# EXCERPTED RECORDS:
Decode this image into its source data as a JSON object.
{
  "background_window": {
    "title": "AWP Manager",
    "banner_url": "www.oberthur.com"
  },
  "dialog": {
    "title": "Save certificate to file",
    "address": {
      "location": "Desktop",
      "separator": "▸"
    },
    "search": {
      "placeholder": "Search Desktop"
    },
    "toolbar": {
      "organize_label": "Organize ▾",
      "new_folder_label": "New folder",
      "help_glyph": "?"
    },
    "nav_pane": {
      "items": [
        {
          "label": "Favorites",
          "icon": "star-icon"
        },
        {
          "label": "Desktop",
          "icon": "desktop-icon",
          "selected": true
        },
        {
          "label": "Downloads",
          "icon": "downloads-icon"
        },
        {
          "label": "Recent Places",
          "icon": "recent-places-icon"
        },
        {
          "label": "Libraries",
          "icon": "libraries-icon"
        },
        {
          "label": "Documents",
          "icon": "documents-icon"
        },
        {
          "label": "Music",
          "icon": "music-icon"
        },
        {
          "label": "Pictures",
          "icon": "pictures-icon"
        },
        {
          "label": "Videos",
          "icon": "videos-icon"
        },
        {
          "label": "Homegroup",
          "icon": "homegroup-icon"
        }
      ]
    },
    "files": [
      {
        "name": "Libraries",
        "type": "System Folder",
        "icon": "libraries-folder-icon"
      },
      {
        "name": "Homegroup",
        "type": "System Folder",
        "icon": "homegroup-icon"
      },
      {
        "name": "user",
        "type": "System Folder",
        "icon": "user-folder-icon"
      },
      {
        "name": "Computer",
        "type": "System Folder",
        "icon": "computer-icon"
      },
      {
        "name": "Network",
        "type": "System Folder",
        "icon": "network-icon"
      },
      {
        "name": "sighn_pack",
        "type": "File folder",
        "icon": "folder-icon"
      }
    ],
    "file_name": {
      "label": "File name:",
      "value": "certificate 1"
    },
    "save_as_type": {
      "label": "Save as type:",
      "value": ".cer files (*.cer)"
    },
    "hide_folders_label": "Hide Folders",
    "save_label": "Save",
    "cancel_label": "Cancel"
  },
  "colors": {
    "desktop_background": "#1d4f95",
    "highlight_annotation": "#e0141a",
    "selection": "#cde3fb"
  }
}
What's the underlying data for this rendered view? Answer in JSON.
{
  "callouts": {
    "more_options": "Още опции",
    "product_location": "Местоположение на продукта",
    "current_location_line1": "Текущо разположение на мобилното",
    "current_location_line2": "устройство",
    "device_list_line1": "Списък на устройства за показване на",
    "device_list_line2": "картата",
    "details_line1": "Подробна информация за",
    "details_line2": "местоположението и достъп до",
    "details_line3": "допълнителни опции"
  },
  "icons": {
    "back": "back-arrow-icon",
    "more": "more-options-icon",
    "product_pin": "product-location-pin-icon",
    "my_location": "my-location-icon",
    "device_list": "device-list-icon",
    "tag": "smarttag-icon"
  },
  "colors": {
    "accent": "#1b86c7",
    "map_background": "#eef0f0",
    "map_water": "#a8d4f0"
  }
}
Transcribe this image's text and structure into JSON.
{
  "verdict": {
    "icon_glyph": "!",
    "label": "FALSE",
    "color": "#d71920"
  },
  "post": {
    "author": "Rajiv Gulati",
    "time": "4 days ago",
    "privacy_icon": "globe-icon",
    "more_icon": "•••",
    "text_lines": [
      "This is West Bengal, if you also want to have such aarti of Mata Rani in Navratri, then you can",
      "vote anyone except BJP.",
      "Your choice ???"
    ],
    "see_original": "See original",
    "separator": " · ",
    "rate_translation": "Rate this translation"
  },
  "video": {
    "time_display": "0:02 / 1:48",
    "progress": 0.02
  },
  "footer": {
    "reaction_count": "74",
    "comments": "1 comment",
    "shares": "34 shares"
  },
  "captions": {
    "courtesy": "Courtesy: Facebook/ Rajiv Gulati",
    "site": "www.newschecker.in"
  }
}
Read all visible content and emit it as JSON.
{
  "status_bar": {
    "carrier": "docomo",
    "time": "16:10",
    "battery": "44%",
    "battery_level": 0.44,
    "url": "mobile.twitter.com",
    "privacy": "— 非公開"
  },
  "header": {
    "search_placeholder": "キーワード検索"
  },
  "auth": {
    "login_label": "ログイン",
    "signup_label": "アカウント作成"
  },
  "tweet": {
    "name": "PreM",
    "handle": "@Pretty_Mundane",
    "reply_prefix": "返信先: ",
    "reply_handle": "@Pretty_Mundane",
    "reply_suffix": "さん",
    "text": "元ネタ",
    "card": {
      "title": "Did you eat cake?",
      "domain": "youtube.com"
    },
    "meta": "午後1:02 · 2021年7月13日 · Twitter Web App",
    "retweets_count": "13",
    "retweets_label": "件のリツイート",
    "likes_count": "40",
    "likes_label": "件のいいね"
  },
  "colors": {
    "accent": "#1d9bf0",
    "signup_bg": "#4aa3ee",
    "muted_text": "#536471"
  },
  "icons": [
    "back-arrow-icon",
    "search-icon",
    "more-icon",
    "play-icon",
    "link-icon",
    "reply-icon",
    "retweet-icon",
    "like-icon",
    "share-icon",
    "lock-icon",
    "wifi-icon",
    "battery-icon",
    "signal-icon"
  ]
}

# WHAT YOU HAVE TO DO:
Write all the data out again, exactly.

# OUTPUT:
Decode this image into its source data as a JSON object.
{
  "background_window": {
    "title": "AWP Manager",
    "banner_url": "www.oberthur.com"
  },
  "dialog": {
    "title": "Save certificate to file",
    "address": {
      "location": "Desktop",
      "separator": "▸"
    },
    "search": {
      "placeholder": "Search Desktop"
    },
    "toolbar": {
      "organize_label": "Organize ▾",
      "new_folder_label": "New folder",
      "help_glyph": "?"
    },
    "nav_pane": {
      "items": [
        {
          "label": "Favorites",
          "icon": "star-icon"
        },
        {
          "label": "Desktop",
          "icon": "desktop-icon",
          "selected": true
        },
        {
          "label": "Downloads",
          "icon": "downloads-icon"
        },
        {
          "label": "Recent Places",
          "icon": "recent-places-icon"
        },
        {
          "label": "Libraries",
          "icon": "libraries-icon"
        },
        {
          "label": "Documents",
          "icon": "documents-icon"
        },
        {
          "label": "Music",
          "icon": "music-icon"
        },
        {
          "label": "Pictures",
          "icon": "pictures-icon"
        },
        {
          "label": "Videos",
          "icon": "videos-icon"
        },
        {
          "label": "Homegroup",
          "icon": "homegroup-icon"
        }
      ]
    },
    "files": [
      {
        "name": "Libraries",
        "type": "System Folder",
        "icon": "libraries-folder-icon"
      },
      {
        "name": "Homegroup",
        "type": "System Folder",
        "icon": "homegroup-icon"
      },
      {
        "name": "user",
        "type": "System Folder",
        "icon": "user-folder-icon"
      },
      {
        "name": "Computer",
        "type": "System Folder",
        "icon": "computer-icon"
      },
      {
        "name": "Network",
        "type": "System Folder",
        "icon": "network-icon"
      },
      {
        "name": "sighn_pack",
        "type": "File folder",
        "icon": "folder-icon"
      }
    ],
    "file_name": {
      "label": "File name:",
      "value": "certificate 1"
    },
    "save_as_type": {
      "label": "Save as type:",
      "value": ".cer files (*.cer)"
    },
    "hide_folders_label": "Hide Folders",
    "save_label": "Save",
    "cancel_label": "Cancel"
  },
  "colors": {
    "desktop_background": "#1d4f95",
    "highlight_annotation": "#e0141a",
    "selection": "#cde3fb"
  }
}
What's the underlying data for this rendered view? Answer in JSON.
{
  "callouts": {
    "more_options": "Още опции",
    "product_location": "Местоположение на продукта",
    "current_location_line1": "Текущо разположение на мобилното",
    "current_location_line2": "устройство",
    "device_list_line1": "Списък на устройства за показване на",
    "device_list_line2": "картата",
    "details_line1": "Подробна информация за",
    "details_line2": "местоположението и достъп до",
    "details_line3": "допълнителни опции"
  },
  "icons": {
    "back": "back-arrow-icon",
    "more": "more-options-icon",
    "product_pin": "product-location-pin-icon",
    "my_location": "my-location-icon",
    "device_list": "device-list-icon",
    "tag": "smarttag-icon"
  },
  "colors": {
    "accent": "#1b86c7",
    "map_background": "#eef0f0",
    "map_water": "#a8d4f0"
  }
}
Transcribe this image's text and structure into JSON.
{
  "verdict": {
    "icon_glyph": "!",
    "label": "FALSE",
    "color": "#d71920"
  },
  "post": {
    "author": "Rajiv Gulati",
    "time": "4 days ago",
    "privacy_icon": "globe-icon",
    "more_icon": "•••",
    "text_lines": [
      "This is West Bengal, if you also want to have such aarti of Mata Rani in Navratri, then you can",
      "vote anyone except BJP.",
      "Your choice ???"
    ],
    "see_original": "See original",
    "separator": " · ",
    "rate_translation": "Rate this translation"
  },
  "video": {
    "time_display": "0:02 / 1:48",
    "progress": 0.02
  },
  "footer": {
    "reaction_count": "74",
    "comments": "1 comment",
    "shares": "34 shares"
  },
  "captions": {
    "courtesy": "Courtesy: Facebook/ Rajiv Gulati",
    "site": "www.newschecker.in"
  }
}
Read all visible content and emit it as JSON.
{
  "status_bar": {
    "carrier": "docomo",
    "time": "16:10",
    "battery": "44%",
    "battery_level": 0.44,
    "url": "mobile.twitter.com",
    "privacy": "— 非公開"
  },
  "header": {
    "search_placeholder": "キーワード検索"
  },
  "auth": {
    "login_label": "ログイン",
    "signup_label": "アカウント作成"
  },
  "tweet": {
    "name": "PreM",
    "handle": "@Pretty_Mundane",
    "reply_prefix": "返信先: ",
    "reply_handle": "@Pretty_Mundane",
    "reply_suffix": "さん",
    "text": "元ネタ",
    "card": {
      "title": "Did you eat cake?",
      "domain": "youtube.com"
    },
    "meta": "午後1:02 · 2021年7月13日 · Twitter Web App",
    "retweets_count": "13",
    "retweets_label": "件のリツイート",
    "likes_count": "40",
    "likes_label": "件のいいね"
  },
  "colors": {
    "accent": "#1d9bf0",
    "signup_bg": "#4aa3ee",
    "muted_text": "#536471"
  },
  "icons": [
    "back-arrow-icon",
    "search-icon",
    "more-icon",
    "play-icon",
    "link-icon",
    "reply-icon",
    "retweet-icon",
    "like-icon",
    "share-icon",
    "lock-icon",
    "wifi-icon",
    "battery-icon",
    "signal-icon"
  ]
}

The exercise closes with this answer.